▸ Task statement: With pictures excluded, retype exactly every line from the one containing "Decode this image" to the end of the records below.

↓

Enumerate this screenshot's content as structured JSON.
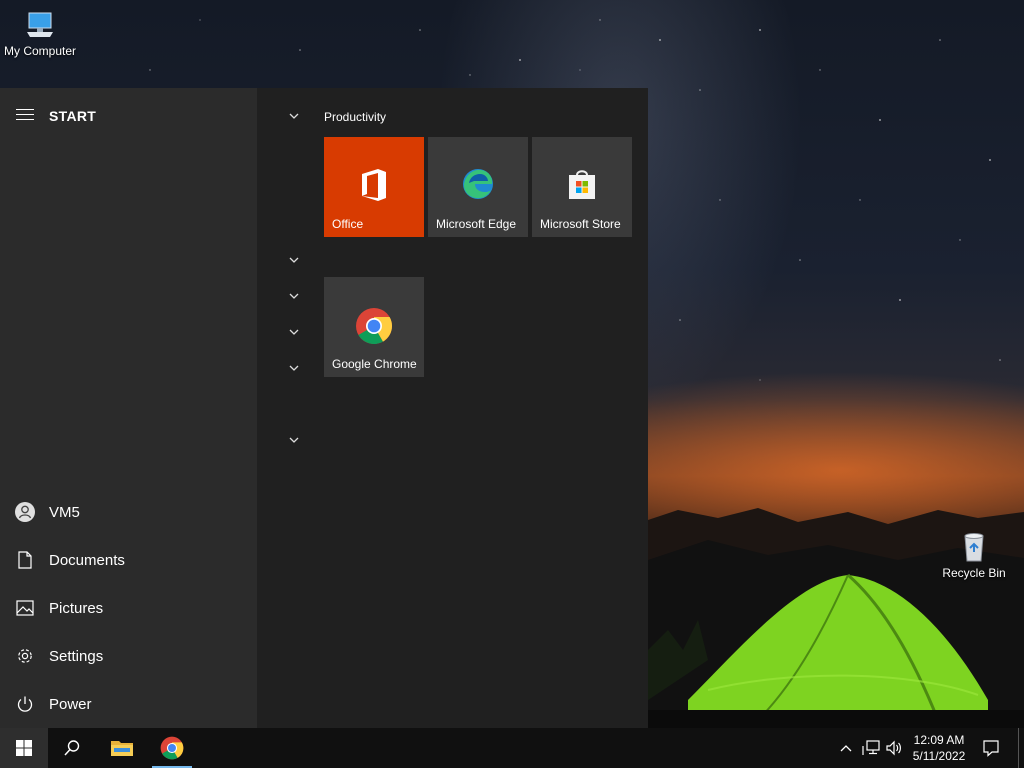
{
  "desktop": {
    "icons": [
      {
        "label": "My Computer",
        "icon": "computer-icon"
      },
      {
        "label": "Recycle Bin",
        "icon": "recycle-bin-icon"
      }
    ]
  },
  "start_menu": {
    "title": "START",
    "left_items": [
      {
        "label": "VM5",
        "icon": "user-icon"
      },
      {
        "label": "Documents",
        "icon": "document-icon"
      },
      {
        "label": "Pictures",
        "icon": "pictures-icon"
      },
      {
        "label": "Settings",
        "icon": "gear-icon"
      },
      {
        "label": "Power",
        "icon": "power-icon"
      }
    ],
    "group_title": "Productivity",
    "tiles": [
      {
        "label": "Office",
        "icon": "office-icon",
        "color": "#d83b01"
      },
      {
        "label": "Microsoft Edge",
        "icon": "edge-icon",
        "color": "#3a3a3a"
      },
      {
        "label": "Microsoft Store",
        "icon": "store-icon",
        "color": "#3a3a3a"
      },
      {
        "label": "Google Chrome",
        "icon": "chrome-icon",
        "color": "#3a3a3a"
      }
    ]
  },
  "taskbar": {
    "apps": [
      {
        "name": "Start",
        "icon": "windows-icon"
      },
      {
        "name": "Search",
        "icon": "search-icon"
      },
      {
        "name": "File Explorer",
        "icon": "folder-icon"
      },
      {
        "name": "Google Chrome",
        "icon": "chrome-icon"
      }
    ],
    "tray": [
      {
        "icon": "chevron-up-icon"
      },
      {
        "icon": "network-icon"
      },
      {
        "icon": "volume-icon"
      },
      {
        "icon": "notification-icon"
      }
    ],
    "time": "12:09 AM",
    "date": "5/11/2022"
  },
  "colors": {
    "accent": "#76b9ed",
    "office_tile": "#d83b01",
    "menu_bg": "#202020",
    "menu_left_bg": "#2b2b2b"
  }
}
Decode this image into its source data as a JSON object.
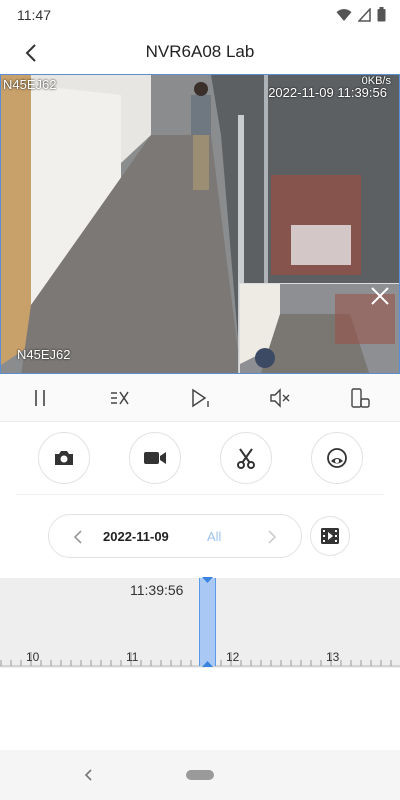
{
  "status": {
    "time": "11:47"
  },
  "header": {
    "title": "NVR6A08 Lab"
  },
  "video": {
    "camera_top": "N45EJ62",
    "camera_bottom": "N45EJ62",
    "timestamp": "2022-11-09 11:39:56",
    "speed": "0KB/s"
  },
  "toolbar": {
    "pause_icon": "pause-icon",
    "speed_icon": "speed-icon",
    "step_icon": "frame-step-icon",
    "mute_icon": "mute-icon",
    "rotate_icon": "rotate-screen-icon"
  },
  "actions": {
    "snapshot_icon": "camera-icon",
    "record_icon": "video-record-icon",
    "clip_icon": "scissors-icon",
    "view_icon": "eye-icon"
  },
  "date_picker": {
    "date": "2022-11-09",
    "filter": "All"
  },
  "timeline": {
    "cursor_time": "11:39:56",
    "hours": [
      "10",
      "11",
      "12",
      "13"
    ]
  },
  "colors": {
    "accent": "#5a98e8",
    "filter_text": "#9ec3ee",
    "cursor_fill": "#a9c9f4"
  }
}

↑

▸ Response to this exercise:
Decode this image into its source data as a JSON object.
{
  "status": {
    "time": "11:47"
  },
  "header": {
    "title": "NVR6A08 Lab"
  },
  "video": {
    "camera_top": "N45EJ62",
    "camera_bottom": "N45EJ62",
    "timestamp": "2022-11-09 11:39:56",
    "speed": "0KB/s"
  },
  "toolbar": {
    "pause_icon": "pause-icon",
    "speed_icon": "speed-icon",
    "step_icon": "frame-step-icon",
    "mute_icon": "mute-icon",
    "rotate_icon": "rotate-screen-icon"
  },
  "actions": {
    "snapshot_icon": "camera-icon",
    "record_icon": "video-record-icon",
    "clip_icon": "scissors-icon",
    "view_icon": "eye-icon"
  },
  "date_picker": {
    "date": "2022-11-09",
    "filter": "All"
  },
  "timeline": {
    "cursor_time": "11:39:56",
    "hours": [
      "10",
      "11",
      "12",
      "13"
    ]
  },
  "colors": {
    "accent": "#5a98e8",
    "filter_text": "#9ec3ee",
    "cursor_fill": "#a9c9f4"
  }
}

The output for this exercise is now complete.